It is relevant to point out that the trigger point impelling the merger of Siemens AG and Alstom SA is the threat of competition from China’s CRRP Corp, the world’s largest manufacturer of rolling stock. Note that the largest per capita recipient of Chinese investment in Europe is ailing Portugal, dating from the time the country was afflicted by sovereign debt, exacerbated by its 2010 banking crisis; today it is one of the most seriously-burdened debt-cum banking crisis countries on the EU periphery (the ironically-named “PIGS”, for “Portugal, Ireland, Greece and Spain”). Chinese groups have poured billions of Euros into power utilities, insurance firms, banks, hospital groups and other sectors. It is thus no surprise that the government of Portugal launched fierce criticism of the “Manifesto for European Industrial Policy”, stating that it opens a door to naked protectionism.

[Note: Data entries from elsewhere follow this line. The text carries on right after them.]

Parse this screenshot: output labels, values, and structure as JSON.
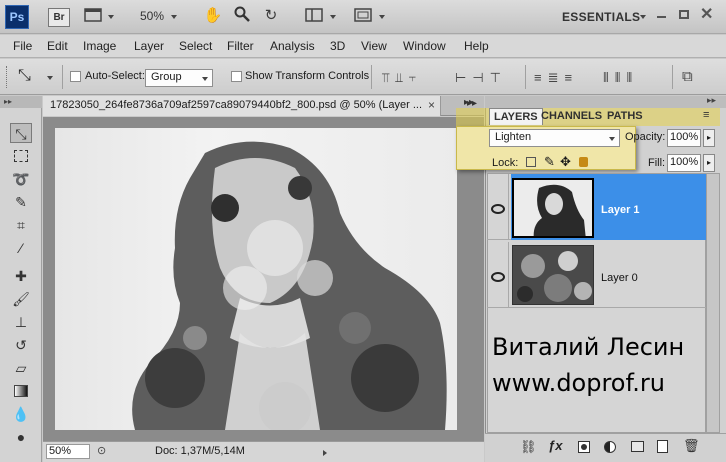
{
  "appbar": {
    "ps_logo": "Ps",
    "br_logo": "Br",
    "zoom": "50%",
    "workspace": "ESSENTIALS"
  },
  "menu": [
    "File",
    "Edit",
    "Image",
    "Layer",
    "Select",
    "Filter",
    "Analysis",
    "3D",
    "View",
    "Window",
    "Help"
  ],
  "options": {
    "auto_select_label": "Auto-Select:",
    "auto_select_value": "Group",
    "show_transform_label": "Show Transform Controls"
  },
  "document": {
    "tab_title": "17823050_264fe8736a709af2597ca89079440bf2_800.psd @ 50% (Layer ...",
    "zoom": "50%",
    "doc_size": "Doc: 1,37M/5,14M"
  },
  "panel": {
    "tabs": [
      "LAYERS",
      "CHANNELS",
      "PATHS"
    ],
    "blend_mode": "Lighten",
    "opacity_label": "Opacity:",
    "opacity_value": "100%",
    "lock_label": "Lock:",
    "fill_label": "Fill:",
    "fill_value": "100%",
    "layers": [
      {
        "name": "Layer 1",
        "selected": true
      },
      {
        "name": "Layer 0",
        "selected": false
      }
    ]
  },
  "watermark": {
    "line1": "Виталий Лесин",
    "line2": "www.doprof.ru"
  },
  "colors": {
    "selection_blue": "#3c8fe8",
    "panel_bg": "#d1d1d1"
  }
}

To complicate the picture, the USA has unleashed a barrage of complaints at the EU, after Brussels declined to pass a resolution naming Saudi Arabia and American territories such as Guam, the US Virgin Islands, American Samoa and Puerto Rico as complicit in money laundering and financing of terrorist groups (FT, March 4, 2019).

Final Notes
Some readers might understandably respond with “So what?  What do such events have to do with Indonesia?” I will require another column to elaborate on this topic. Suffice it here to say that it is important for us to understand the issue and it is certainly relevant to the present public debate in our society, if only over the longer run.

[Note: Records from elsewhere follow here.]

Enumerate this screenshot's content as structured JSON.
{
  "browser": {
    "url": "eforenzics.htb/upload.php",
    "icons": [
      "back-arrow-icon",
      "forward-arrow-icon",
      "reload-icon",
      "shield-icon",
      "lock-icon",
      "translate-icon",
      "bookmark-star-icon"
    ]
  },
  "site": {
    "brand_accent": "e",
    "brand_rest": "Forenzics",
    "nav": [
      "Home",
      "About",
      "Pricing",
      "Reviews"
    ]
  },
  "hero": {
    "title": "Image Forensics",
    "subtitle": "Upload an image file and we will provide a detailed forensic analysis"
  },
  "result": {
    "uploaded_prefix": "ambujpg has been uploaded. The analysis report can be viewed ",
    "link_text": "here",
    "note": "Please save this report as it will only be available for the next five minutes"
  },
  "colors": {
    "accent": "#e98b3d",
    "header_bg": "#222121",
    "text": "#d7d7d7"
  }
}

I suggest the ongoing confrontation within Europe, as well as the ones involving Europe, the USA and China referred to above, are indeed relevant to debate in our news, during the last few weeks of campaigning preceding the Presidential and Legislative elections of April 17. To be specific, Presidential candidate Prabowo has been steadily criticized by the other camp and by certain political analysts, stating that he talks in generalities, reframing old stories in normative terms, saying he is void of concrete programs, exhibits pessimism about the future of Indonesia, etc. In fact, his campaign rallies encourage the nation to stand on its own foundation and not succumb to the temptation of selling out to foreign powers, and not allow itself to be manipulated and eventually enslaved by other countries. This stance has become a subject for criticism, as some observers accuse him of being too nationalistic, or chauvinistic.

But is this in fact the case? I am convinced that this characterization is completely baseless. By pointing out recent developments in Europe, as well as those in the USA and China, I wish to show how even leaders in Germany and France, and of course the USA under President Trump, are alarmed about their respective (shaky) roles in global competition, as we find ourselves at a crossroads in time. Prevailing conventional wisdom, entrenched after WW II, embraces faith in multilateralism, openness and cooperation for advancing national welfare; such an idealistic view of the road to global welfare is being severely eroded and replaced by a “new conventional wisdom”. President Trump with his “Make America Great Again”, President Macron’ s “Make our planet great again”, and other currents, such as I touched on above.

If even such powerful countries feel this is the right time to embrace a new conventional wisdom, why should Indonesia, still a vulnerable emerging economy, stake our future on the “old conventional wisdom”, one which day by day looks more like orthodoxy? I will revert to examining this topic.  For now, let us simply reflect on this issue, remaining open to further discussion.